Today in History:

Mary Louvestre

Mary Louvestre, a figure often overlooked, played a crucial role in the American Civil War, particularly in the realm of espionage. Born into slavery in Norfolk, Virginia, Louvestre's path to espionage began when she served as a housekeeper in the household of Confederate engineer Captain Charles Dimmock. Despite her status as a slave, Louvestre possessed a keen intellect and a remarkable ability to absorb information. It was this intellect that caught the attention of Union spies seeking to gather intelligence on Confederate military operations.

Recognizing Louvestre's potential as a valuable informant, Union agents approached her with a daring proposition: to act as a spy within Dimmock's household, gathering intelligence on Confederate fortifications and military strategies. Undeterred by the risks involved, Louvestre accepted the mission, driven by a deep desire to contribute to the Union cause and hasten the end of slavery.

Operating under the guise of her duties as a housekeeper, Louvestre gathered vital information on Confederate military activities, eavesdropping on conversations and discreetly observing maps and documents left unattended. She meticulously relayed this intelligence to Union contacts, providing invaluable insights that aided Union military operations and strategic planning.
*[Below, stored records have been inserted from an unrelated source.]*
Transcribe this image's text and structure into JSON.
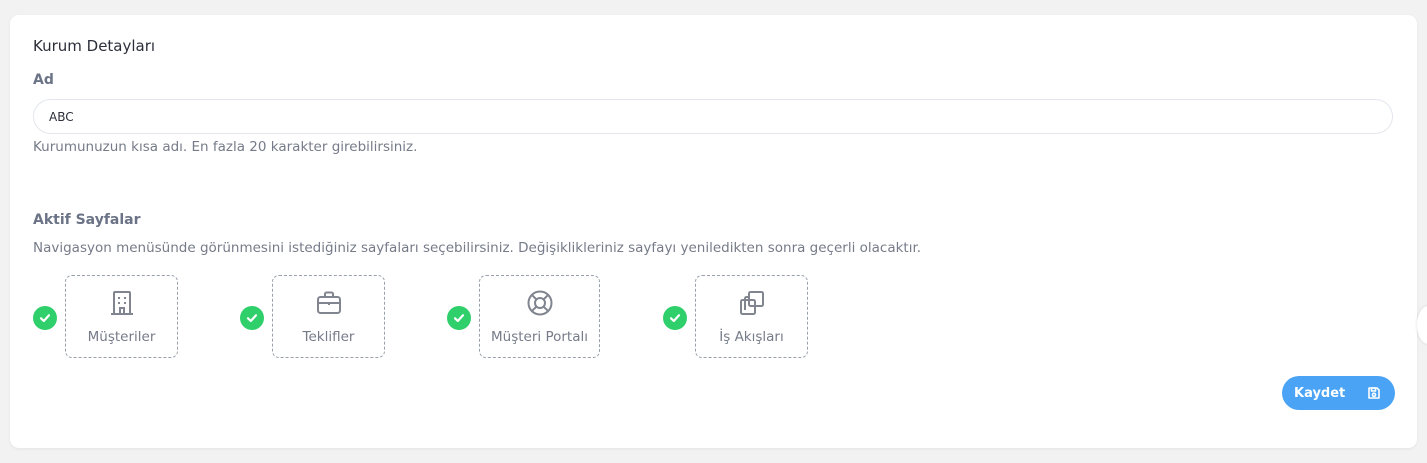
{
  "section": {
    "title": "Kurum Detayları"
  },
  "name_field": {
    "label": "Ad",
    "value": "ABC",
    "help": "Kurumunuzun kısa adı. En fazla 20 karakter girebilirsiniz."
  },
  "active_pages": {
    "label": "Aktif Sayfalar",
    "help": "Navigasyon menüsünde görünmesini istediğiniz sayfaları seçebilirsiniz. Değişiklikleriniz sayfayı yeniledikten sonra geçerli olacaktır.",
    "items": [
      {
        "label": "Müşteriler",
        "icon": "building-icon",
        "checked": true
      },
      {
        "label": "Teklifler",
        "icon": "briefcase-icon",
        "checked": true
      },
      {
        "label": "Müşteri Portalı",
        "icon": "lifebuoy-icon",
        "checked": true
      },
      {
        "label": "İş Akışları",
        "icon": "copy-stack-icon",
        "checked": true
      }
    ]
  },
  "actions": {
    "save_label": "Kaydet",
    "save_icon": "floppy-disk-icon"
  },
  "colors": {
    "accent": "#4aa3f5",
    "check": "#2fcf6b",
    "muted_text": "#757b88"
  }
}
One of Louvestre's most significant contributions came in the form of her involvement in the planning of the famous Battle of the Ironclads between the USS Monitor and the CSS Virginia (formerly the USS Merrimack). Dimmock was one of the engineers refitting the burnt-out USS Merrimac into the Confederate's CSS Virginia.  Through her espionage efforts, Louvestre obtained crucial information about the construction and capabilities of the CSS Virginia, which proved instrumental in the Union's successful engagement with the Confederate ironclad.
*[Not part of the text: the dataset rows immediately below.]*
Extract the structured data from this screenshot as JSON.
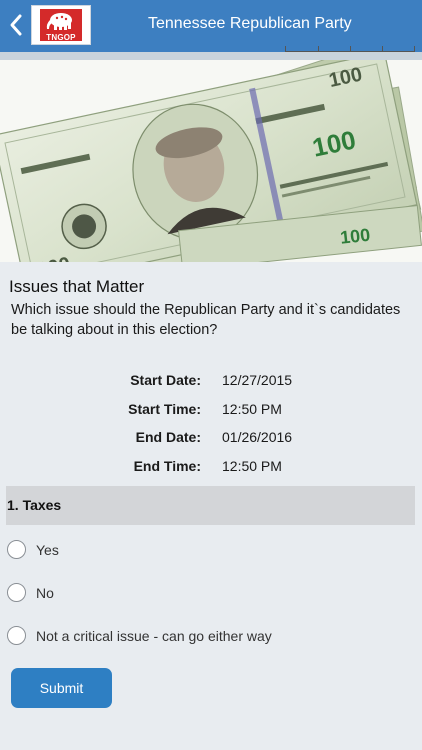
{
  "header": {
    "title": "Tennessee Republican Party",
    "logo_text": "TNGOP",
    "back_icon": "chevron-left-icon"
  },
  "hero": {
    "bill_value": "100"
  },
  "poll": {
    "title": "Issues that Matter",
    "question": "Which issue should the Republican Party and it`s candidates be talking about in this election?",
    "schedule": [
      {
        "label": "Start Date:",
        "value": "12/27/2015"
      },
      {
        "label": "Start Time:",
        "value": "12:50 PM"
      },
      {
        "label": "End Date:",
        "value": "01/26/2016"
      },
      {
        "label": "End Time:",
        "value": "12:50 PM"
      }
    ],
    "question_1": {
      "label": "1. Taxes",
      "options": [
        "Yes",
        "No",
        "Not a critical issue - can go either way"
      ]
    },
    "submit_label": "Submit"
  },
  "colors": {
    "header": "#3d7fc1",
    "button": "#2e7fc3",
    "background": "#e8ecf0",
    "question_bar": "#d3d5d8",
    "logo_red": "#d42a2a"
  }
}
Following the end of the Civil War and the abolition of slavery, Mary Louvestre's remarkable story faded into obscurity, overshadowed by the larger narratives of the conflict. However, her legacy endures as a testament to the often-overlooked contributions of African Americans, particularly women, to the Union cause and the eventual triumph of freedom over oppression.